The controversy emerges when mega-corporations (also known as big agra) such as Monsanto produce seeds that are injected with the DNA of other species to produce specific effects such as resistance to chemicals and herbicides. Beyond the self-perpetuating - some might say monopolistic - marketplace this creates (Monsanto sells the herbicide Roundup that the seeds it sells are resistant to), critics are concerned about the long-term effects to human health by tinkering with Mother Nature so much.There's a Catch-22 at work here, too. The long-term studies that would allay consumer fears are not pursued by the purveyors of the GMO products, but those same purveyors fiercely defend their intellectual-property rights so that third parties cannot publish their own independent studies done with the GMO products. If the GMO products are so wonderful, then why not open the doors wide on independent research?

The media cartels, currently the public-relations arm of politicians (and their bureaucracies) and the corporate elite, lend their full cooperation in censoring ideas that inform political debate in America. Why? Because an informed populace is an anathema to the two-party system so critical to the current political power base. This self-perpetuating system enriches the global elite through strategic and privileged partnerships that confiscate and consolidate the world's wealth and resources.

There can be no question that America is now in an era of authoritarianism, and we, as a people, are on the brink of facing extreme tyranny in our lifetimes. (And your locally elected officials and officers stand idly by forsaking their oaths of office, under the pretense of violating your rights in the name of security and arrogantly determining that they are providing you a quality of life you deserve. But I digress ... .)

From the militant police state to the invasion of your privacy to the violation of your personal liberties, we have published articles for nearly 20 years documenting our circumstances that resemble what many have referred to as a slowly boiling frog: It does not know it's being cooked until it's too late.

Last week, U.S. Representative Ron Paul (R-Texas) delivered his farewell speech on the House floor, putting a bookend on his 23-year career as arguably the most fervent, principled, and consistent defender of the Bill of Rights. Below are the text (from his House Web page) and video of Dr. Paul's speech, well worth noting for reminding us that the original intent of America's founding documents was to govern the government, not govern the people.

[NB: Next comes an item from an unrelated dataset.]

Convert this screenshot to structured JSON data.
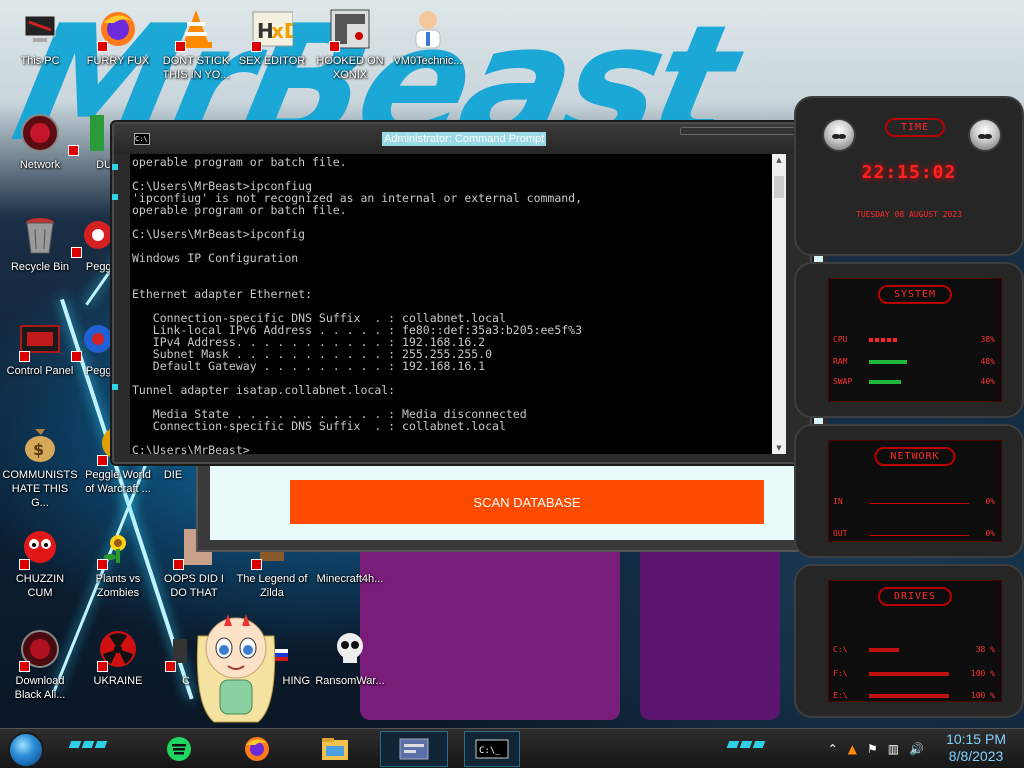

Pensions are among the most important investments American workers and employers make. We work for years so that when the time comes, we can retire with enough income to live comfortably, enjoy the much-deserved leisure time, and engage in activities of our own choosing.

This week's cover story examines Iowa's and Illinois' pensions, which, when coupled with health-care benefits, are in grave danger of insolvency, threatening to potentially bankrupt Illinois. This is due to the unsustainable "defined-benefit" pension plan that promises each employee a percentage of his or her annual income, regardless of the amount of contributions made by the employee, or on the employee's behalf by the employer (the state's taxpayers), over his/her years of service.

There are two Scott County Board of Supervisors seats up for grabs in this year's election. Voters who want a supervisor who actually supervises and reads the materials being presented prior to a vote would do well to give Jesse Anderson's candidacy some serious consideration, regardless of your political affiliation. With experience and age, wisdom and knowledge should logically follow. Not so with the Scott County Board of Supervisors and how it has conducted business over the past several years, especially relative to big issues that impact all taxpayers in Scott County.

Pages